The land of ZX80 clones is well populated. The first one I was aware of was made by Grant Searle in
the 90s. Grant spent many years reverse engineering classic Z80 based machines and also produced a 'make your own Jupiter Ace' page along
with his ZX80 replica. Grant's pages are the go-to place if you want to produce your own modern copy.
Over in the Czech Republic (as it was then) a bloke called Martin Lukášek produced a kit based on Grant's work (and presumably asked nicely)
then sold it on ebay for a very reasonable €80. Subsequently he's added the NMI modifications needed for ZX81 'slow' mode and a real-ish keyboard.
Last year (2016) Dave Curran up at Tynemouth Software started reworking the original ZX80 schematic and in January this year
launched the Minstrel, a ZX80 clone but in the form factor of the ZX81. Additions to the original were internal 16K RAM, composite video output for both
PAL and NTSC and jumper selectable ROMs thanks to externally accessible A13-A15 address lines for the necessary 27c512 EEPROM. This means
you can have several different ROM images present for instant access to the ZX80 ROM or a ZX81 ROM in 'fast' mode. A jumper also allows the display to be inverted for white-on-black as a default.
Dave's Minstrel doesn't include a keyboard but thankfully Rich Mellor at RWAP Software has been producing replica ZX81 keyboard
membranes for several years so that's an easy fix. In addition to this Nottingham based tinkerer Semachthemonkey has been producing his
modular Z80 based BASIC machine called the RC2014 for a while now and Dave has added its keyboard to the Minstrel roster.
Currently the bare Minstrel board costs £20 while a fully built machine in a custom sprayed ZX81 case with blue ZX80 keyboard overlay
is over £200. Looks the business too :)

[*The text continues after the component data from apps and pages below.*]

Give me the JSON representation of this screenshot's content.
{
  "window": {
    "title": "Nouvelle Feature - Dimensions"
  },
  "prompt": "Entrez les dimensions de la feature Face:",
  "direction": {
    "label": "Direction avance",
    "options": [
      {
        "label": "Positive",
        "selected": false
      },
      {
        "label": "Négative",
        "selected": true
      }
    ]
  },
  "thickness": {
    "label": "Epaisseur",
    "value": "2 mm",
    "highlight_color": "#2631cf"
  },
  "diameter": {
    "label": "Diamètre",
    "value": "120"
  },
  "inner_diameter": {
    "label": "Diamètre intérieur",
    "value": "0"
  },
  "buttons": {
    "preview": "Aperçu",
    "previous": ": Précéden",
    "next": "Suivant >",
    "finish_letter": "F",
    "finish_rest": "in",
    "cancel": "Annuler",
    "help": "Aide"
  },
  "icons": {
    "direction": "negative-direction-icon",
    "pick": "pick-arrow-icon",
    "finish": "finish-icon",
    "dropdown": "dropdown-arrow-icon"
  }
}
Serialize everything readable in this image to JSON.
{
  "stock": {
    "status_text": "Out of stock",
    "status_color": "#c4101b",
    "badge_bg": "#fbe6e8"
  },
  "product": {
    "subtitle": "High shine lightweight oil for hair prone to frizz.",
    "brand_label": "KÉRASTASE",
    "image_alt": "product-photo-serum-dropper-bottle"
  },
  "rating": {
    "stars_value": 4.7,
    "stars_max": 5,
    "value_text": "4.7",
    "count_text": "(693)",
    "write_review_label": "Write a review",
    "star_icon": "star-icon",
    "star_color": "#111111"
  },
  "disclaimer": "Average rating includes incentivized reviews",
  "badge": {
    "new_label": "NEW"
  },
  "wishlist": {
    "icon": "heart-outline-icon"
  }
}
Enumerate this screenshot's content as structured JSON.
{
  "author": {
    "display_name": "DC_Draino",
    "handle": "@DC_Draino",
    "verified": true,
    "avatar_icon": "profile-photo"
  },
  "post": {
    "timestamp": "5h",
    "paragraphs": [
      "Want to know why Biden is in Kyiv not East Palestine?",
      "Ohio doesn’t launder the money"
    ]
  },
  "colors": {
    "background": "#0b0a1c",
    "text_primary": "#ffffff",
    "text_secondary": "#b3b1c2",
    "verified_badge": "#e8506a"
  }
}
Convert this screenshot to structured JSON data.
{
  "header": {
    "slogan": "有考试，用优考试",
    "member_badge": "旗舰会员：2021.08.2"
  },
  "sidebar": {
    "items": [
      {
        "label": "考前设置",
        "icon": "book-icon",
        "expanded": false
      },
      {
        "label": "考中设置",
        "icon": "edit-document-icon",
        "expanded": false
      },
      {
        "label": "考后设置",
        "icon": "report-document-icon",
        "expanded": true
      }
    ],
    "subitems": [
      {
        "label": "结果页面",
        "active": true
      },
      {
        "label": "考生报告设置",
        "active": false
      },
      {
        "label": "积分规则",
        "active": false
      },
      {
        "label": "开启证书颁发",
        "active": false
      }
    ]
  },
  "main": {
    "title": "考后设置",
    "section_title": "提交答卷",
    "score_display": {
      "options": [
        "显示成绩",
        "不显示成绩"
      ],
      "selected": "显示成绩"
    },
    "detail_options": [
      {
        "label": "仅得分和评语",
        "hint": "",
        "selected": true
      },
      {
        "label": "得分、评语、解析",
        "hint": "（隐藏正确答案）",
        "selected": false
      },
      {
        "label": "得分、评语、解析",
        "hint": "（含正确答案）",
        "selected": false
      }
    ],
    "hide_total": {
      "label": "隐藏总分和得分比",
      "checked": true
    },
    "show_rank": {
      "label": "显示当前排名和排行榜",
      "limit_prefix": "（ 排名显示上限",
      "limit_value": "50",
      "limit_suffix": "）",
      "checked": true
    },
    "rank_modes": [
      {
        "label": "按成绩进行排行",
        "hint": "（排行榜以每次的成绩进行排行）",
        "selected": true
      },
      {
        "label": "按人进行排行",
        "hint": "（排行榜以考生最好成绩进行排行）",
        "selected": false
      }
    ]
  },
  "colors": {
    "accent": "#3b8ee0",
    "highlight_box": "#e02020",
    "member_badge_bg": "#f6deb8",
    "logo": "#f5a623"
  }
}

Obviously I had to have a bare board so I could populate it with bits from my spares bins and at the same time try to make
it look a bit more 'vintage' by using ceramic decoupling capacitors. Naturally in the end it would've been cheaper to buy a complete
machine but where's the fun in that! Add a slightly modified perspex cover from an old Microsoft award as a base and I have a modern
equivalent of the machine that started me down this rocky road in the first place. Thanks Dave. I think :)